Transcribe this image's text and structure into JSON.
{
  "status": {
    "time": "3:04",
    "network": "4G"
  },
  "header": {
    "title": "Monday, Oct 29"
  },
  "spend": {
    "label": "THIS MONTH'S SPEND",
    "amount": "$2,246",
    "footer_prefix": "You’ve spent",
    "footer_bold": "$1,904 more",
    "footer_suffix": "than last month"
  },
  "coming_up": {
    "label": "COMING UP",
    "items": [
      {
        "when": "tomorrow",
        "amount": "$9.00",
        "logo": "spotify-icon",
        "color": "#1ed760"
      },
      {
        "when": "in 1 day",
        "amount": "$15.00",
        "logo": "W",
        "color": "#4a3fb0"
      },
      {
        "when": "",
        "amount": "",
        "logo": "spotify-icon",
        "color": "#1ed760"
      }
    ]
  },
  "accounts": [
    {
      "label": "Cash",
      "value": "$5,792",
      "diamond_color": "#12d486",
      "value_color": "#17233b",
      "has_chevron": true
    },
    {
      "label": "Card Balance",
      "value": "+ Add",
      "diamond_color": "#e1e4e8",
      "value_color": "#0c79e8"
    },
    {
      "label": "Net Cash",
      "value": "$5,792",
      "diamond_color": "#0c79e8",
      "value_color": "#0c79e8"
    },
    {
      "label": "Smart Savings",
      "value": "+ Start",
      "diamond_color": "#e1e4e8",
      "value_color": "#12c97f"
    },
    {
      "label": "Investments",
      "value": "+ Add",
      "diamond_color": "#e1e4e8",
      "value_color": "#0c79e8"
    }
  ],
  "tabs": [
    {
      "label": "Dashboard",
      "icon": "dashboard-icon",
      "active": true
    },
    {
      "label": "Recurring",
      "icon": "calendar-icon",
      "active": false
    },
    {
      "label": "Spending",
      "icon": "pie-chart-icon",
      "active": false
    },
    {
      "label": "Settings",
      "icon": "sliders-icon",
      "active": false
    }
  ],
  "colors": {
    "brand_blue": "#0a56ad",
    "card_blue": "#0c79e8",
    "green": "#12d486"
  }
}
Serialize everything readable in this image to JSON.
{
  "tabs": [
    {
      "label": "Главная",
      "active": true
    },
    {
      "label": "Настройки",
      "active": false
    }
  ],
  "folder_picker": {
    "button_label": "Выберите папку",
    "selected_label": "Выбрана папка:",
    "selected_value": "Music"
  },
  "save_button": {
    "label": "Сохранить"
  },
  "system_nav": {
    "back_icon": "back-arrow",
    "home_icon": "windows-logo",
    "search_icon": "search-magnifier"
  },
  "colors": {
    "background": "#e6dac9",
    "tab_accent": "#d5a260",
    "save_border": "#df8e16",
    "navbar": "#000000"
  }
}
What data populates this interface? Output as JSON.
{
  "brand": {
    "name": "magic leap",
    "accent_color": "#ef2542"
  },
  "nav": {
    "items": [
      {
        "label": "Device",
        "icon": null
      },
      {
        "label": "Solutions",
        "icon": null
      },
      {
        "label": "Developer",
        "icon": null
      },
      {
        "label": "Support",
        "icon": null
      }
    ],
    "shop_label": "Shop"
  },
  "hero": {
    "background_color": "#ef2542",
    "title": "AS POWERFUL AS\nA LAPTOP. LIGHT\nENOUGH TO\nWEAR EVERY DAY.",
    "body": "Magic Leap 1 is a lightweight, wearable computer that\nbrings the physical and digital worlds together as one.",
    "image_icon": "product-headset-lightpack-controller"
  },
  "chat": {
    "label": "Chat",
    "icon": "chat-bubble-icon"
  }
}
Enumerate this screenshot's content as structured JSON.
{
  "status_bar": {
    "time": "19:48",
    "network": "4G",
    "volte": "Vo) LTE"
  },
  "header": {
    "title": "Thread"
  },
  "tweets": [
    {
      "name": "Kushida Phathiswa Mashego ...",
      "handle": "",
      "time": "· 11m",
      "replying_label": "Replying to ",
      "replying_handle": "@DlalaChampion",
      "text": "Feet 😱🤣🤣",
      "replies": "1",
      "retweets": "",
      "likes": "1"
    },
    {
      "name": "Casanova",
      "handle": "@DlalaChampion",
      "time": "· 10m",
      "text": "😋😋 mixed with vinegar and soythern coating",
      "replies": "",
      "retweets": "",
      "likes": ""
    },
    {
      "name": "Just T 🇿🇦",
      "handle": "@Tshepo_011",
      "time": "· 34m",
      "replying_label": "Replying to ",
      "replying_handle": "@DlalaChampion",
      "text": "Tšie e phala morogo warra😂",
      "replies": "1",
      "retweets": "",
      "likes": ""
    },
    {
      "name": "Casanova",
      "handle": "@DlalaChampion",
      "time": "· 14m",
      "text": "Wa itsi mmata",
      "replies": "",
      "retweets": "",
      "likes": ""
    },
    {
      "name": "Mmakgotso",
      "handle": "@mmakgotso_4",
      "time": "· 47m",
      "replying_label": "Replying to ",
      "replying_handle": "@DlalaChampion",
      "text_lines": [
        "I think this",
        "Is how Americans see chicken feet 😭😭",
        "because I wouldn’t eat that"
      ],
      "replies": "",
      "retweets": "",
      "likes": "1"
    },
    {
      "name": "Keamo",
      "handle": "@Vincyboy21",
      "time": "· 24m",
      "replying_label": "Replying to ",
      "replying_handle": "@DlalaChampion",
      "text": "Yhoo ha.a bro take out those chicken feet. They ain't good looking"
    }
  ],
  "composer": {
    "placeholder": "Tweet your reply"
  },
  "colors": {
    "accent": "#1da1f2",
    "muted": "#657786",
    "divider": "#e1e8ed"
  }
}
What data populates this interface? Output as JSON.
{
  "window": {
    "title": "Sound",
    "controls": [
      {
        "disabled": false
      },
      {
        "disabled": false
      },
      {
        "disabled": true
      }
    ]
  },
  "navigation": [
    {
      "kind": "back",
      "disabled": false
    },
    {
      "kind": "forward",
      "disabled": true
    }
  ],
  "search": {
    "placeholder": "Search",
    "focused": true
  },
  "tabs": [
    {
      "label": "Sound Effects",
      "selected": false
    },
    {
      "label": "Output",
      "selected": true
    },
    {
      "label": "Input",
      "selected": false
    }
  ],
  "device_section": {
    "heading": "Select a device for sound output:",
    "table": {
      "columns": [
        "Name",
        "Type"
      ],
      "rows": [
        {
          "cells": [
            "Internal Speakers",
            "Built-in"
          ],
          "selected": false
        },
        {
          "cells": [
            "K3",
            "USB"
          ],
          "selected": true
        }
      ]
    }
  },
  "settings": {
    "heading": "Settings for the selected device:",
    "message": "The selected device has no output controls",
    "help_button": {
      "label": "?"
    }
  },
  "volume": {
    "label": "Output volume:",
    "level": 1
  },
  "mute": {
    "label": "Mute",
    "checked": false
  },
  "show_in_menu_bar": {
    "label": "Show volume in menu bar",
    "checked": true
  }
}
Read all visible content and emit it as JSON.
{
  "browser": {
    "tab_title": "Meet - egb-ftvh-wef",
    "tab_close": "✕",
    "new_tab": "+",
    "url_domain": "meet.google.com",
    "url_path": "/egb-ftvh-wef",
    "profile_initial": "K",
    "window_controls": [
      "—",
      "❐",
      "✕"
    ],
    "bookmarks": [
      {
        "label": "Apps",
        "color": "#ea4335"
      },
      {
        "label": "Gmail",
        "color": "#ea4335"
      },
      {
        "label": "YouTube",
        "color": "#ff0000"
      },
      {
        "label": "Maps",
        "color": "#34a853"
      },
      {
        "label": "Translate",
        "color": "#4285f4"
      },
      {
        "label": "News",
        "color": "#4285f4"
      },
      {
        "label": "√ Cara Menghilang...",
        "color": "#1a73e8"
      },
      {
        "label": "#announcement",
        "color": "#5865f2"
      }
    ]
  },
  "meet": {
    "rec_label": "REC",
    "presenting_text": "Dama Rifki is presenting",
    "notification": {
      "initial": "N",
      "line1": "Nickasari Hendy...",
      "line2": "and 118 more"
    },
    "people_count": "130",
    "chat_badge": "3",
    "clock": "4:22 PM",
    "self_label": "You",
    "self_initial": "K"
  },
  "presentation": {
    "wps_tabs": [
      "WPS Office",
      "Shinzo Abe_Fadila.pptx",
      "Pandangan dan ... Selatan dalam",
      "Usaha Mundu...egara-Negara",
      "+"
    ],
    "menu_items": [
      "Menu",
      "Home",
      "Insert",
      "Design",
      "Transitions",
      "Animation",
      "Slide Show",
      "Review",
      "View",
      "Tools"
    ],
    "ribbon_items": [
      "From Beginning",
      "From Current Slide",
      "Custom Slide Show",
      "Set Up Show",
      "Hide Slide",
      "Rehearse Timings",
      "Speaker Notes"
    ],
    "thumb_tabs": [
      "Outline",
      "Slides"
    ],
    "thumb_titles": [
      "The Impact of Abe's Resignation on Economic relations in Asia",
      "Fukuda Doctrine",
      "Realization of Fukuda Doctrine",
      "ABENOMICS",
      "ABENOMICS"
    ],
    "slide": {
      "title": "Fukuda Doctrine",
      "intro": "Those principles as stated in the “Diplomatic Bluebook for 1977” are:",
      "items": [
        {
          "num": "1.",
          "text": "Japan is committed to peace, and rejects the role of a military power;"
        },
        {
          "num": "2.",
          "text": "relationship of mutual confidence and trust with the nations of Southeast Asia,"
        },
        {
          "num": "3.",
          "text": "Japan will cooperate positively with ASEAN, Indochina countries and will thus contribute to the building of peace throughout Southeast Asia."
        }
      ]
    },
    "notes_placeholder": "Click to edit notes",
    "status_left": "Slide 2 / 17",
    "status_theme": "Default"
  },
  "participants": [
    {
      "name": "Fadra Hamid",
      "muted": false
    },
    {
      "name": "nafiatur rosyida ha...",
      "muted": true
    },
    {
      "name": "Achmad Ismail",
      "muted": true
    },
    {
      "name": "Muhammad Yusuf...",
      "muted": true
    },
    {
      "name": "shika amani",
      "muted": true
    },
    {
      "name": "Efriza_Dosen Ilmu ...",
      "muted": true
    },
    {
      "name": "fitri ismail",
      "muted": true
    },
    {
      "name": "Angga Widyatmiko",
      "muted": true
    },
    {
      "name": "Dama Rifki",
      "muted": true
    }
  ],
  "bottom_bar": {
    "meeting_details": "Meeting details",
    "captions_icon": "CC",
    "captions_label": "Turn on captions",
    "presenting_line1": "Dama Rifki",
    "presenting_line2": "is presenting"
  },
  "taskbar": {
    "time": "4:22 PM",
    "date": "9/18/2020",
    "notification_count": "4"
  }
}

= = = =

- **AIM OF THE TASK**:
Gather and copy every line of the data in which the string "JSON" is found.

- **YOUR RESPONSE**:
Transcribe this image's text and structure into JSON.
Serialize everything readable in this image to JSON.
What data populates this interface? Output as JSON.
Enumerate this screenshot's content as structured JSON.
What data populates this interface? Output as JSON.
Read all visible content and emit it as JSON.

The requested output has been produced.